(Data about app and page elements)
[Start of section]
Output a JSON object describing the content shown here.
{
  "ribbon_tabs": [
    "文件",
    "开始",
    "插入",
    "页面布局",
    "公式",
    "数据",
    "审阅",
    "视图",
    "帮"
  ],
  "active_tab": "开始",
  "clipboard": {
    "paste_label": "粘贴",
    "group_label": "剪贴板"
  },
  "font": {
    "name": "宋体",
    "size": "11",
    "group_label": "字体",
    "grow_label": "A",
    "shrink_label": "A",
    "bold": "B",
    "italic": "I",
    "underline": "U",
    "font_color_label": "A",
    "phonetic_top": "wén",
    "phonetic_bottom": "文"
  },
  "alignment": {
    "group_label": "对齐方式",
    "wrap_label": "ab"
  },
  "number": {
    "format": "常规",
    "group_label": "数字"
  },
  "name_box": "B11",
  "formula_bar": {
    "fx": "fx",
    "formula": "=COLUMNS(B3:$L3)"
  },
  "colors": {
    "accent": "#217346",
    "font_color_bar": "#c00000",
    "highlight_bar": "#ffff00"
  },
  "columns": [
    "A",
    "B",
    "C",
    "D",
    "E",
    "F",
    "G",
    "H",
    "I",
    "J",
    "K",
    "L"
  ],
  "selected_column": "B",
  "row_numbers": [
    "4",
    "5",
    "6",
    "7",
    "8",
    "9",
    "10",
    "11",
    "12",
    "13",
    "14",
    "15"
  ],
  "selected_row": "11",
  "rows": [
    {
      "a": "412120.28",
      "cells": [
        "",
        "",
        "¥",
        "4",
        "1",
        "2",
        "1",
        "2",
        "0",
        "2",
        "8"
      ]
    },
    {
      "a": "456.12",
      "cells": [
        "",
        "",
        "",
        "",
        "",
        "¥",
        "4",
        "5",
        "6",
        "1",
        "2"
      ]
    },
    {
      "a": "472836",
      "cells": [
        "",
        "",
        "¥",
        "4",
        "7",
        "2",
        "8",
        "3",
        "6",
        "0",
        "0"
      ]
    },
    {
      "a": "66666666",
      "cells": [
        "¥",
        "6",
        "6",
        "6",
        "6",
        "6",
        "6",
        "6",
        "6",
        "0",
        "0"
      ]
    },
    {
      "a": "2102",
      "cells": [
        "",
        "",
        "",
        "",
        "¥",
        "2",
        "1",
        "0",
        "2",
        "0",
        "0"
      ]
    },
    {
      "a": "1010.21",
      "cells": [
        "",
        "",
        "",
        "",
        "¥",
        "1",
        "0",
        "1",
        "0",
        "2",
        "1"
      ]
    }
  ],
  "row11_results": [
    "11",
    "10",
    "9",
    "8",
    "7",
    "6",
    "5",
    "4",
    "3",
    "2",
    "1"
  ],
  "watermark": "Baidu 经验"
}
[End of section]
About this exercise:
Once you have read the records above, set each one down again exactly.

Exercise result:
Output a JSON object describing the content shown here.
{
  "ribbon_tabs": [
    "文件",
    "开始",
    "插入",
    "页面布局",
    "公式",
    "数据",
    "审阅",
    "视图",
    "帮"
  ],
  "active_tab": "开始",
  "clipboard": {
    "paste_label": "粘贴",
    "group_label": "剪贴板"
  },
  "font": {
    "name": "宋体",
    "size": "11",
    "group_label": "字体",
    "grow_label": "A",
    "shrink_label": "A",
    "bold": "B",
    "italic": "I",
    "underline": "U",
    "font_color_label": "A",
    "phonetic_top": "wén",
    "phonetic_bottom": "文"
  },
  "alignment": {
    "group_label": "对齐方式",
    "wrap_label": "ab"
  },
  "number": {
    "format": "常规",
    "group_label": "数字"
  },
  "name_box": "B11",
  "formula_bar": {
    "fx": "fx",
    "formula": "=COLUMNS(B3:$L3)"
  },
  "colors": {
    "accent": "#217346",
    "font_color_bar": "#c00000",
    "highlight_bar": "#ffff00"
  },
  "columns": [
    "A",
    "B",
    "C",
    "D",
    "E",
    "F",
    "G",
    "H",
    "I",
    "J",
    "K",
    "L"
  ],
  "selected_column": "B",
  "row_numbers": [
    "4",
    "5",
    "6",
    "7",
    "8",
    "9",
    "10",
    "11",
    "12",
    "13",
    "14",
    "15"
  ],
  "selected_row": "11",
  "rows": [
    {
      "a": "412120.28",
      "cells": [
        "",
        "",
        "¥",
        "4",
        "1",
        "2",
        "1",
        "2",
        "0",
        "2",
        "8"
      ]
    },
    {
      "a": "456.12",
      "cells": [
        "",
        "",
        "",
        "",
        "",
        "¥",
        "4",
        "5",
        "6",
        "1",
        "2"
      ]
    },
    {
      "a": "472836",
      "cells": [
        "",
        "",
        "¥",
        "4",
        "7",
        "2",
        "8",
        "3",
        "6",
        "0",
        "0"
      ]
    },
    {
      "a": "66666666",
      "cells": [
        "¥",
        "6",
        "6",
        "6",
        "6",
        "6",
        "6",
        "6",
        "6",
        "0",
        "0"
      ]
    },
    {
      "a": "2102",
      "cells": [
        "",
        "",
        "",
        "",
        "¥",
        "2",
        "1",
        "0",
        "2",
        "0",
        "0"
      ]
    },
    {
      "a": "1010.21",
      "cells": [
        "",
        "",
        "",
        "",
        "¥",
        "1",
        "0",
        "1",
        "0",
        "2",
        "1"
      ]
    }
  ],
  "row11_results": [
    "11",
    "10",
    "9",
    "8",
    "7",
    "6",
    "5",
    "4",
    "3",
    "2",
    "1"
  ],
  "watermark": "Baidu 经验"
}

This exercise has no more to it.